Small-business owners who have borrowed from the Paycheck Protection Program program can now apply for loan forgiveness. But keep in mind that getting the balances erased may be easier said than done.
According to the Small Business Administration (SBA) the amount borrowed is intended to cover up to 8 weeks of wages, mortgage interest, and other expenses. The amount borrowed may be forgivable if at least 75% of the proceeds are used to cover payroll, while those that aren’t forgiven must be repaid in two years at a rate of 1%.
Federal agencies gave some clarity to PPP borrowers in the form of an 11-page forgiveness application. However, as tax professionals have expressed, the document still falls short. The information available includes step-by-step instructions for determining forgiveness eligibility and clarifications for small business owners struggling to rehire their employees or calculate their payroll expenses.
Treasury and the SBA addressed a few key concerns

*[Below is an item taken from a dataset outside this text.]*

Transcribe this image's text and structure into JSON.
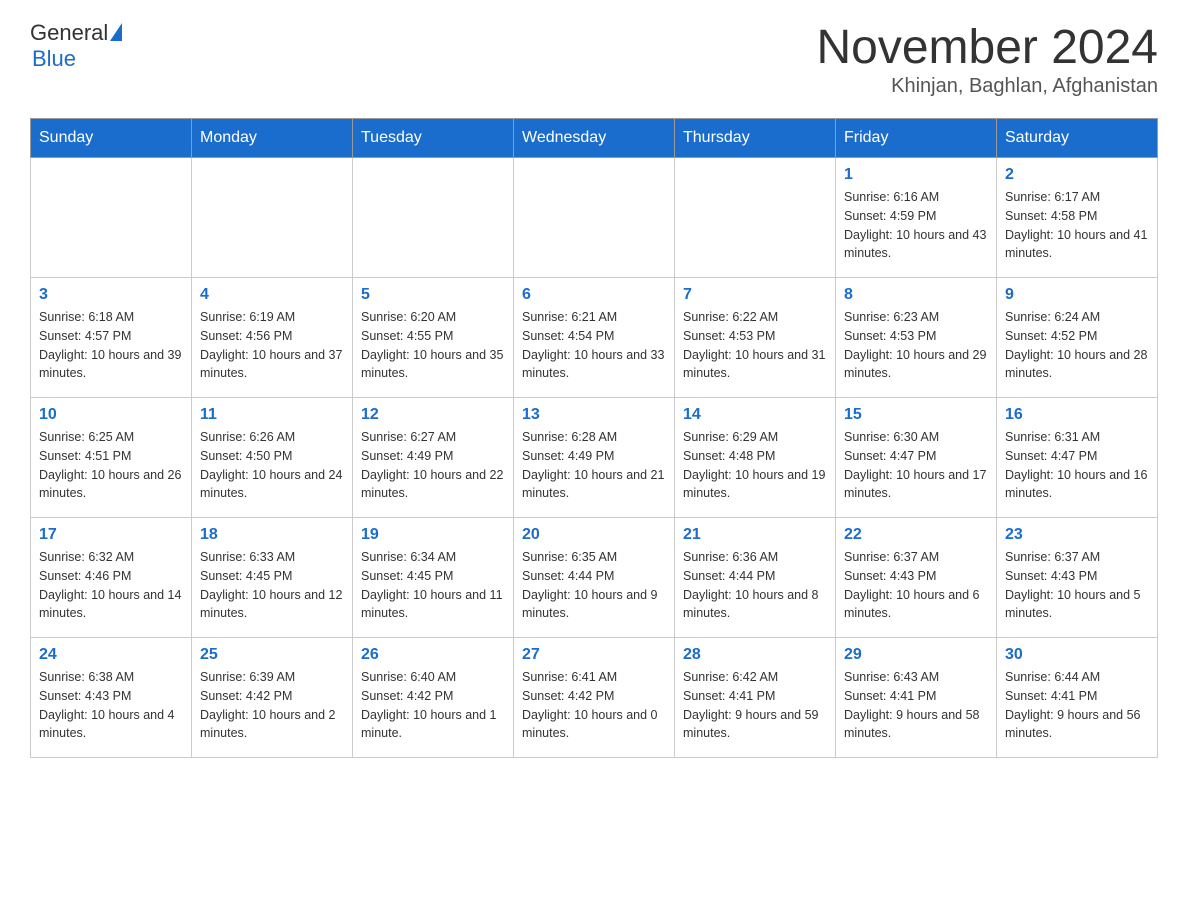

For instance, accountants were worried about the fact that the eight-week period would begin upon the business owner’s receipt of the loan proceeds. This could create an administrative nightmare for borrowers who get their PPP funding smack in the middle of a pay period. To help with this issue, Treasury and the SBA are giving some businesses — those with biweekly or weekly payroll — a little flexibility in the form of an “alternative payroll covered period,” allowing business owners to start counting the eight-week clock on the first day of the first pay period after receiving the loan proceeds.
Treasury and the SBA also tried to address accountants’ concerns around how “full-time equivalent” employees are counted. The federal agencies allowed businesses to apply for the PPP based on the number of full and part-time workers, but forgiveness was to be determined based on “full-time equivalents” on staff, a term that accountants said was unclear. The document partially answers how to calculate the full-time equivalents, but it is a complex calculation.
While the document provides some clarity, it also triggers a pile of new questions and additional complexity for business owners — especially if crunching numbers isn’t their specialty. It is expected to be further guidance from Treasury and the SBA on hashing out forgiveness. In the meantime, business owners ought to work closely with their accountants.
Entrepreneurs who took the loan should keep every document and a paper trail of how they used the loan proceeds, especially as guidance from federal authorities continues to evolve.